Gross domestic product (GDP) expanded 8.1% in 2021, the fastest in a decade due partly to the low base from 2020 when COVID-19 jolted the economy, comfortably beating an official target of “above 6%”.
“Steady GDP growth laid a good foundation for fiscal revenue growth,” Xu told a news conference.
2021 revenues totalled 20.25 trillion yuan ($3.20 trillion), trailing expenditures of 24.63 trillion yuan, which grew 0.3%, Xu said.
China cut taxes and fees by over 1 trillion yuan last year, Xu said.
The government is making its 2022 budget plans by analyzing the economic situation and many uncertain factors, Xu said without elaborating, though there are concerns over a recent rise in COVID-19 infections.
China will reasonably set the annual quota on local government bonds this year to boost infrastructure investment, focusing on projects under construction and major projects, while preventing debt risks, Xu said.
The finance ministry has issued 1.46 trillion yuan in the 2022 advance quota for local special bonds.
The government will unveil greater tax and fee cuts in 2022 in response to the downward pressure on the economy, Xu said.
The central government will boost its transfer payments to local governments to help ease their fiscal strains and deliver the planned tax and fee cuts, he said.

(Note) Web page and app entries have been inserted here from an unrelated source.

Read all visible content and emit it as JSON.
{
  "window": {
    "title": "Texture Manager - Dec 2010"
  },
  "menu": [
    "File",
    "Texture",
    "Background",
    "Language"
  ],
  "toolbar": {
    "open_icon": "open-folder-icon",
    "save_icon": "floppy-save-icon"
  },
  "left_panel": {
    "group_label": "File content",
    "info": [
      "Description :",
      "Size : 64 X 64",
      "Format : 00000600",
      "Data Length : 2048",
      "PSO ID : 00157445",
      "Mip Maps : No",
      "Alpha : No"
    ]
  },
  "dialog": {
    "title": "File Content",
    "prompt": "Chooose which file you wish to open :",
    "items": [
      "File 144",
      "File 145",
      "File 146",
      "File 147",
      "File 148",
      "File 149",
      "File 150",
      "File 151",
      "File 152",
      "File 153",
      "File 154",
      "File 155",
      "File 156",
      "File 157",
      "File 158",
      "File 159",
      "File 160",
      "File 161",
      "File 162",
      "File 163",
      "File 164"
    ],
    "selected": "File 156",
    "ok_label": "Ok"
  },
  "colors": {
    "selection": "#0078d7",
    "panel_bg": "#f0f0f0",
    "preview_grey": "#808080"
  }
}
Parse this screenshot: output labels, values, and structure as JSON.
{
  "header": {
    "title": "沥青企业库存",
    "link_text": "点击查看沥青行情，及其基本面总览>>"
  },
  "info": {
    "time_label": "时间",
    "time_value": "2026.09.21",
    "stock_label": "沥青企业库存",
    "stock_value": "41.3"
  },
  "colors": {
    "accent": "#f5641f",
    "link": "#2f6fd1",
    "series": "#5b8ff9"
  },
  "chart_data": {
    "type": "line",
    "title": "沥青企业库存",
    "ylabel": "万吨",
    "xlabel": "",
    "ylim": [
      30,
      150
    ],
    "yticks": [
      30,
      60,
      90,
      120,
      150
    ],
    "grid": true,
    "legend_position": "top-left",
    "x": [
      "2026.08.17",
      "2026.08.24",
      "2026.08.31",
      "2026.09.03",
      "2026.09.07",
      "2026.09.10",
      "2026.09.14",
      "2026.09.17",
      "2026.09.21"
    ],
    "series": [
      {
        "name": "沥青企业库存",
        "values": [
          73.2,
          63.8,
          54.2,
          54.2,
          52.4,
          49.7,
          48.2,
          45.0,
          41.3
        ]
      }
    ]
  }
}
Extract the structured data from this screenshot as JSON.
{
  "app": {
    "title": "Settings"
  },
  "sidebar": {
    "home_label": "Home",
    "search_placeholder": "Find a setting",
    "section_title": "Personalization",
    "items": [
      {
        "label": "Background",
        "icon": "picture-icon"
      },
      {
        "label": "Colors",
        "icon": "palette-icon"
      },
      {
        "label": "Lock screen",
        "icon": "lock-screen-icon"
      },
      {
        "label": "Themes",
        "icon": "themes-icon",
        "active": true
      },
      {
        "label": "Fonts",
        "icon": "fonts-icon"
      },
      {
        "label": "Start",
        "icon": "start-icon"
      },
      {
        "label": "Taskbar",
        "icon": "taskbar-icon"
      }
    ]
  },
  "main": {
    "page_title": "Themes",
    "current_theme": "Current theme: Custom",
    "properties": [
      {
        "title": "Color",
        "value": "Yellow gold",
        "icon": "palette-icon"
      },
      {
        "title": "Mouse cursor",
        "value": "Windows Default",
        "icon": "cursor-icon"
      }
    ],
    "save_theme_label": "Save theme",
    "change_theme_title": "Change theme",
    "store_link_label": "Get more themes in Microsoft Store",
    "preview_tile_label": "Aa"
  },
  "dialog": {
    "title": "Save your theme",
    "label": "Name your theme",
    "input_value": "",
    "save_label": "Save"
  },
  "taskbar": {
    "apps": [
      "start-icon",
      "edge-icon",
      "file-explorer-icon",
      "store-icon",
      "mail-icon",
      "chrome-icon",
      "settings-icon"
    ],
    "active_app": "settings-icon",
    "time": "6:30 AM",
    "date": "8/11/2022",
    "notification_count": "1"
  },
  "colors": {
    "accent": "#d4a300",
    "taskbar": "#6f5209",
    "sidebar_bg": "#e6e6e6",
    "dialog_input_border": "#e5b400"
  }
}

China will be able to achieve economic growth of around 5.5% in 2022, an adviser to the government’s cabinet said last week, though some independent analysts became less optimistic after recent data pointed to slowing momentum.
($1 = 6.3281 Chinese yuan renminbi)

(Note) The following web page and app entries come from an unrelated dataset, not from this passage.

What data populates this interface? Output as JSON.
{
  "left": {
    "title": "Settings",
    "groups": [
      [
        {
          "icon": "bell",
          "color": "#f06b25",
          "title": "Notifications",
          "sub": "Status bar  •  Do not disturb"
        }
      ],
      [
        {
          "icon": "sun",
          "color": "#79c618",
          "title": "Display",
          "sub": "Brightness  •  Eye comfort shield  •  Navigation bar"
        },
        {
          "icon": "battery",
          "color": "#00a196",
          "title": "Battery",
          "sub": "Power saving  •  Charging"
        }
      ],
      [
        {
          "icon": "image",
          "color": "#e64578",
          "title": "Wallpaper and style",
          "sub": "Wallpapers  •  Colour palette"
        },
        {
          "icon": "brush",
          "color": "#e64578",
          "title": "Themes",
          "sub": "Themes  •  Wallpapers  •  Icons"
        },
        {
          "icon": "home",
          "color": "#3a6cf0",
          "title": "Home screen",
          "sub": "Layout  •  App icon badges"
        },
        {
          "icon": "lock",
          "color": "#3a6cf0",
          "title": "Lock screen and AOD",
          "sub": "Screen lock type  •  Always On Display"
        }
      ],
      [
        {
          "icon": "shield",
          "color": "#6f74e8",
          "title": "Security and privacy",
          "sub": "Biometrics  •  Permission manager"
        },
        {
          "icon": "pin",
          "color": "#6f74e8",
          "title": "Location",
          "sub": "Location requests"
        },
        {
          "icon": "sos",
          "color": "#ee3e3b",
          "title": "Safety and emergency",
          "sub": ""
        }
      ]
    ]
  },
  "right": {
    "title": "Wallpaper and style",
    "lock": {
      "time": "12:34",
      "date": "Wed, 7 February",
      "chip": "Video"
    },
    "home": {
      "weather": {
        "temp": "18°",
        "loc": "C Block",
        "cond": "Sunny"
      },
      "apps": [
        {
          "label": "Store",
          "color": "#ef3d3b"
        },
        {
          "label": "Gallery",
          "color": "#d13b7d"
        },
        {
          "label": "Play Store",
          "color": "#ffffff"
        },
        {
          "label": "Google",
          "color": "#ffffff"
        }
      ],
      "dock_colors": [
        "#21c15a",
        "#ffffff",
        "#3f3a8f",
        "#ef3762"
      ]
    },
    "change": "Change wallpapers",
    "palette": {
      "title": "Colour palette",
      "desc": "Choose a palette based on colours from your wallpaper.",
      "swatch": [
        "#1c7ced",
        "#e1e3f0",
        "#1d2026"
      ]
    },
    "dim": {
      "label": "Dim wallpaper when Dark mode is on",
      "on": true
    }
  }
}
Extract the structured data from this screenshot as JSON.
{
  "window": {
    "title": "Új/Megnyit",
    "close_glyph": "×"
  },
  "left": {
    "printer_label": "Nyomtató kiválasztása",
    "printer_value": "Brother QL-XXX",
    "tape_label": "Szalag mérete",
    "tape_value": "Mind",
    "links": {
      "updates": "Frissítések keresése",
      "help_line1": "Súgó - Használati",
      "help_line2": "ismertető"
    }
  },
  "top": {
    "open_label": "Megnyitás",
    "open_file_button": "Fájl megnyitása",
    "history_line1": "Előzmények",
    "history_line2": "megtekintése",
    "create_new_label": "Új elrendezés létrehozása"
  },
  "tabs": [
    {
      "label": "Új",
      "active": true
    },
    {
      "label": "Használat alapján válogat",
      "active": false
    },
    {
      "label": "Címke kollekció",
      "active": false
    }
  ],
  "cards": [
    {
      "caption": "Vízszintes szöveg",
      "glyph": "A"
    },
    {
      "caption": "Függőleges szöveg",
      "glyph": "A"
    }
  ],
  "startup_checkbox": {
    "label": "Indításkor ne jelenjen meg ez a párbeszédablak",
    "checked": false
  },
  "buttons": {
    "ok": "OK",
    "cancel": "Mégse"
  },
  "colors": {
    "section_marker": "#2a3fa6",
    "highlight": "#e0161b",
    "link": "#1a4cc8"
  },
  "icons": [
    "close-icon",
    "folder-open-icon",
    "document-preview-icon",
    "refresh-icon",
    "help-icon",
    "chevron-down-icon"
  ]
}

(Reporting by Kevin Yao and Beijing newsroom; Editing by Christian Schmollinger, Kim Coghill & Simon Cameron-Moore)